Well, I'm off to work on organizing all of our materials and making a plan for our weeks to be spent on the Civil War. Good luck to everyone starting the new school year!
I have (as have legions of other homeschooling mommies) been asked, "What do you do with your toddler while you are homeschooling your other children?" I could give some lofty, intellectual answer that shows exactly how wonderful a mother-teacher-multitasker I am. I could say, I bounce him on my knee as we are studying Victorian Britain or he watches patiently as the kids are doing Spanish. Reality is this - during our first day of homeschool, Chaucer (19 months old):
Played in the dog's water Put the dog's food in the dog's water Colored on Casey's worksheets Scribbled on a white bookshelf Knocked a picture off the wall Used Fisher Pri€e Little People to destroy the living room
I went away, but now I'm back. I decided to take a break right after that post in August 2010. Between work, school, kids, life - something had to give, so I stopped blogging. I hope to keep up with it, if anything, so that I can better chronicle my children's educations. I make a year-end portfolio for the older three and, sadly, a nice detail of what we did was missing - because I stopped blogging.
We're starting a new school year tomorrow and I'm beside-myself-excited! The kids, on the other hand ... not so much. Let me rephrase: Casey and Will are none too thrilled; Tricky, is quite excited since she has her own collection of school books. I hope the newness and curiosity sticks with the Trick for a while.

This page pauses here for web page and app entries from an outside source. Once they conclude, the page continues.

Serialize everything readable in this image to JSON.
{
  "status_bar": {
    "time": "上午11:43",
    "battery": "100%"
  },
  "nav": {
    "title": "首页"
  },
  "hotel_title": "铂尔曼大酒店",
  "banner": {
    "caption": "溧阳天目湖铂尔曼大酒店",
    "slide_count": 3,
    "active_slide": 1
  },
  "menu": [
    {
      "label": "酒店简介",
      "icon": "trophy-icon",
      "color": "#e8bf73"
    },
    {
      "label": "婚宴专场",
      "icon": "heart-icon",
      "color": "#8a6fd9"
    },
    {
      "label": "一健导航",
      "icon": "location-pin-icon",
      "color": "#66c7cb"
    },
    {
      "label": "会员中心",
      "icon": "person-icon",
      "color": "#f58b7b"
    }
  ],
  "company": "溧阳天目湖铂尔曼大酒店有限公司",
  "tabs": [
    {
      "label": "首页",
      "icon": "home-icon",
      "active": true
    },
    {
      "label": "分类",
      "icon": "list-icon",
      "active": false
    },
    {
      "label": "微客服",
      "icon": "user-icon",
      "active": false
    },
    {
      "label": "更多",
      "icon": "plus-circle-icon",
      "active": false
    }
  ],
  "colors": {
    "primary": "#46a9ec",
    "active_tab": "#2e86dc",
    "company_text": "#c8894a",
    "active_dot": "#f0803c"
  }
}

I'll update the sidebars with our books for this year, the kids' ages and interests, and (with any luck) some more up-to-date photos! My little weeds have grown quite a bit in the past year!